Rearguard action plan
Cars with the software to stop themselves are becoming the rule
AUTONOMOUSemergency braking systems will be compulsory in new cars from 2014 if they are to earn the maximum five-star rating from the European crash-testing assessment program.
Euro NCAP says the software systems can reduce the rate of accidents by up to 27 per cent and the body estimates 8000 lives a year could be saved in Europe if all vehicles were fitted with the technology.
The software uses radar, camera and lasers to scan the road ahead in real time.
When the system detects a change in speed in the car ahead, it can help avoid rearend crashes or reduce the severity of the impact by warning the driver and boosting the braking response and/or by applying the brakes independently.

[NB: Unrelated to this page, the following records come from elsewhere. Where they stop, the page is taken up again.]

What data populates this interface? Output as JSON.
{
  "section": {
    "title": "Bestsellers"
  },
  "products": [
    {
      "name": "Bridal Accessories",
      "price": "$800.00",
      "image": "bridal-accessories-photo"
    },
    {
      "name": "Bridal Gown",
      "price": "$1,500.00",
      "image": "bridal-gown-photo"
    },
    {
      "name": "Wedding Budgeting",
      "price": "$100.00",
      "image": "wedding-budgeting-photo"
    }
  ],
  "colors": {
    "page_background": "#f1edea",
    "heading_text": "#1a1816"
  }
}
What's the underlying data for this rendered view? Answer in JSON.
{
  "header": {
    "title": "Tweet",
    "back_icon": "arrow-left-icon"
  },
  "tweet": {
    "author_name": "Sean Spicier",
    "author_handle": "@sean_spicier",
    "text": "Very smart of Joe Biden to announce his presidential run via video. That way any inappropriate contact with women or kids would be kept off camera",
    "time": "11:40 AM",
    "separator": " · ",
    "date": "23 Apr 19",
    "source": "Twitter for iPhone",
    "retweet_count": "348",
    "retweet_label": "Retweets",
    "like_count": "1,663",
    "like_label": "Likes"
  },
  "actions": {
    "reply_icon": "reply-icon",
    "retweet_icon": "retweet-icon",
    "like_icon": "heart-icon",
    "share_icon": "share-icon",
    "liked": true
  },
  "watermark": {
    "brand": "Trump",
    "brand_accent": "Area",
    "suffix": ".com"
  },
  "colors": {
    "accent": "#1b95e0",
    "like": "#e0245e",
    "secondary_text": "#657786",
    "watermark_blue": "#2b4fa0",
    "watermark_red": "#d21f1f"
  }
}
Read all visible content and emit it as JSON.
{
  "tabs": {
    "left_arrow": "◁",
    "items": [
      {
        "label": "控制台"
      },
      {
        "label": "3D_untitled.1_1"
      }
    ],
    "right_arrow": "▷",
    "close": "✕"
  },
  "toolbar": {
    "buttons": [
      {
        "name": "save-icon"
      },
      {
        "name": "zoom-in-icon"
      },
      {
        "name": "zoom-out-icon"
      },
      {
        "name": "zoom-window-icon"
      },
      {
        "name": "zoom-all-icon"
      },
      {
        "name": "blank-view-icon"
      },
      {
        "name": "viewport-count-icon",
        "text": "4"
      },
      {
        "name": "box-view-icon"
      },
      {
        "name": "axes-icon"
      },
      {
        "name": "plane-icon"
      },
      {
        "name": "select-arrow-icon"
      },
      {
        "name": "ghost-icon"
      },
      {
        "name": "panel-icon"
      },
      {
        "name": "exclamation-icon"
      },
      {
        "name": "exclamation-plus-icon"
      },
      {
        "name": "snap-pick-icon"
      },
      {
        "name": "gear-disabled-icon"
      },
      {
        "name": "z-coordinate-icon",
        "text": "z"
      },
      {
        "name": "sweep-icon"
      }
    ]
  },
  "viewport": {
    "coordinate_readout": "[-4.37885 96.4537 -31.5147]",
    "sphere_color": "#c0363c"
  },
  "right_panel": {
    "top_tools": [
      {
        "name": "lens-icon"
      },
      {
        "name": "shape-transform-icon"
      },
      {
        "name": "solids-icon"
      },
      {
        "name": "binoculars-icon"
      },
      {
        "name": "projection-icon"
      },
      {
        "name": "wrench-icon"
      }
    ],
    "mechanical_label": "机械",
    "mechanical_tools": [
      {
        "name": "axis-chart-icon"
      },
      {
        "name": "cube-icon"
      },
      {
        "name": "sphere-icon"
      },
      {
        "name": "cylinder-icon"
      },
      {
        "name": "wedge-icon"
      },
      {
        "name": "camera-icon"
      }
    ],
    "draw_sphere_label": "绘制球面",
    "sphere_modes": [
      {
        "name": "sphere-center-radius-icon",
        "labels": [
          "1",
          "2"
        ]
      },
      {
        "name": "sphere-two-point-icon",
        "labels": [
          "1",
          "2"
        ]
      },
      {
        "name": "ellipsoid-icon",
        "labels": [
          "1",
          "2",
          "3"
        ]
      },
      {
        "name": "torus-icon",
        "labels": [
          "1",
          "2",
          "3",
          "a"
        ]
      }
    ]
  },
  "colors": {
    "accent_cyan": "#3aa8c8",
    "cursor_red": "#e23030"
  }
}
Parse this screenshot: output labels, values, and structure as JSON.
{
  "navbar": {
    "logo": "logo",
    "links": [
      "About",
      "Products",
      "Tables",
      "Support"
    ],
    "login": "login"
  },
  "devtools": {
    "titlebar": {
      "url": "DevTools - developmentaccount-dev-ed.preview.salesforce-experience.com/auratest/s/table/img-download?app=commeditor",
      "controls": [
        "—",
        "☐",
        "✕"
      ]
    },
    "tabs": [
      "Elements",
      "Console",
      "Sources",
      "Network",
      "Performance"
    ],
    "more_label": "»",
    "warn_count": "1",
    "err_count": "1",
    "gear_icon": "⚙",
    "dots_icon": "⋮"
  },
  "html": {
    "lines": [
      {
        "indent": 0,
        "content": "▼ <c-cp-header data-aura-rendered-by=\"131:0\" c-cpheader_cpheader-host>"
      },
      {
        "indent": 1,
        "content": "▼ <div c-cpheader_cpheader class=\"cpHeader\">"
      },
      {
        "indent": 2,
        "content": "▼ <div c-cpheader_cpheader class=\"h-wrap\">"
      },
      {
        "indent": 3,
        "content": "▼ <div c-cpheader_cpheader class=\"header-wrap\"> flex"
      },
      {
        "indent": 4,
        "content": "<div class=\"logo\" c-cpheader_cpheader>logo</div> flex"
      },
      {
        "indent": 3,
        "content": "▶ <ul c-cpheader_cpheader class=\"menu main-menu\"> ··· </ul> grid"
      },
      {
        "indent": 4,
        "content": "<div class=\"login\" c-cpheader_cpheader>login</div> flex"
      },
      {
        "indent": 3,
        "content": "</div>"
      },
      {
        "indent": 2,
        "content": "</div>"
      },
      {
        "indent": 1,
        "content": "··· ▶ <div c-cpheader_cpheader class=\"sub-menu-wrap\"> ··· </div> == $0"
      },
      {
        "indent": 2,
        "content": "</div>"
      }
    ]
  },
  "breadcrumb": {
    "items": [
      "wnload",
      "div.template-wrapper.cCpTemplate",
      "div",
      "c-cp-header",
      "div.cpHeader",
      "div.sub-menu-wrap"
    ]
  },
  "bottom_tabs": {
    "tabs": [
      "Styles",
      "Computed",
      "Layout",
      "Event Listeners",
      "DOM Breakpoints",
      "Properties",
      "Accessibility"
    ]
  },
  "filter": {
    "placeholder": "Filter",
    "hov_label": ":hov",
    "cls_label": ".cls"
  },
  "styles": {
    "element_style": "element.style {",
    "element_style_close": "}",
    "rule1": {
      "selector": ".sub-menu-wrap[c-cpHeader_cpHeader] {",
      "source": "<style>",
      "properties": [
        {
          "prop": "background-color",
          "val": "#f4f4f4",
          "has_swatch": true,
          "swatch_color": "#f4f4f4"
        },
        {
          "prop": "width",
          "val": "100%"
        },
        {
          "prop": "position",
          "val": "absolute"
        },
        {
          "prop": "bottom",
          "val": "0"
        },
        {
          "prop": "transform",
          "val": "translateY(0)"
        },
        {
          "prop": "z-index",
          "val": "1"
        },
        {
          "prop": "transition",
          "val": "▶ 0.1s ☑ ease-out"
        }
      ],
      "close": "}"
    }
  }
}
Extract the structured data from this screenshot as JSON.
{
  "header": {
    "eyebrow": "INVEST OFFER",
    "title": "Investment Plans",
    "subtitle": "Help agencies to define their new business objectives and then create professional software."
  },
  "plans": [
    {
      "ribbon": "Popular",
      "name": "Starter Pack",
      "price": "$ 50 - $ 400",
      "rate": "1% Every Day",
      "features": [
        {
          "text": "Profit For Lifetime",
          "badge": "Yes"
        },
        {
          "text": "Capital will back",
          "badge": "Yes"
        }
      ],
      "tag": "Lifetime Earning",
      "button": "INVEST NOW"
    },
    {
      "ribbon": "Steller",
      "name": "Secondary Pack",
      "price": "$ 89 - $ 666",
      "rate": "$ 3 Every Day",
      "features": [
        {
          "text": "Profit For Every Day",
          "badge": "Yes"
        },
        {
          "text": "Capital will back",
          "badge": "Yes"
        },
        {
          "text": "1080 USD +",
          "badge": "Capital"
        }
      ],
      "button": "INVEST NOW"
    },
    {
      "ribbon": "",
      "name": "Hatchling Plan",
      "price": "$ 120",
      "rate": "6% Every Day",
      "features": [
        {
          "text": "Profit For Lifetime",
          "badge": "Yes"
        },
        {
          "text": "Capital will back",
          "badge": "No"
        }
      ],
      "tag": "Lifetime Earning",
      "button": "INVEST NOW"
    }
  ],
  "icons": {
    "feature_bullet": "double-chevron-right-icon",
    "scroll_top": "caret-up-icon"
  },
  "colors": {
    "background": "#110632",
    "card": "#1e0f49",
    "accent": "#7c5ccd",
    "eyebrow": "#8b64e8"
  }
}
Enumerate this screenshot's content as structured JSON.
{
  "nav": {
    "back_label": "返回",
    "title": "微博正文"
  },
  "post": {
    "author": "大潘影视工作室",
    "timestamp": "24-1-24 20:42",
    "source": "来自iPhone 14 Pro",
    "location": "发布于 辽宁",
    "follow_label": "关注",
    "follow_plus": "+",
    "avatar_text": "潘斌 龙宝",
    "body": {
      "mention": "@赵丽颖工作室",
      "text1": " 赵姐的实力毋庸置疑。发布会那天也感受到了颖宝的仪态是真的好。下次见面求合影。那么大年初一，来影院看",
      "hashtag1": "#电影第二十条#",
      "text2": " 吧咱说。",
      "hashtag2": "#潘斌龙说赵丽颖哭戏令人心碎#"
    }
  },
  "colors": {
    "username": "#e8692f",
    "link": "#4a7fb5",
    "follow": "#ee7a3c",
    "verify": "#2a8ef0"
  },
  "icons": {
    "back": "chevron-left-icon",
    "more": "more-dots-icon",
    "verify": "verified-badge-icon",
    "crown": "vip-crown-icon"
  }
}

Euro NCAP secretary general Michiel van Ratingen says: ‘‘ A faster penetration of these technologies into new cars will make it more realistic for the European Union to reach its target to cut road deaths by 50 per cent by 2020.
‘‘ Consequently, Euro NCAP has decided to include (autonomous braking) assessments as part of the overall star rating from 2014 onwards and hopes that European authorities will soon require AEB as mandatory on all new vehicle types.’’
A Euro NCAP survey shows autonomous emergency braking systems are only sold on 21 per cent of new car models now on sale in Europe, with the majority being in luxury and large family cars.
Car makers are making the systems standard or affordable options on mass-market vehicles, Euro NCAP says.
‘‘ Among others, Mazda, Ford, Honda and Volkswagen are selling AEB systems partly as standard or optional on some high-volume cars such as the Mazda CX-5 and the Ford Focus,’’ the survey says.
Safety first: Cars like the Mazda CX-5 (above) and the Ford Focus (left) already have autonomous emergency braking system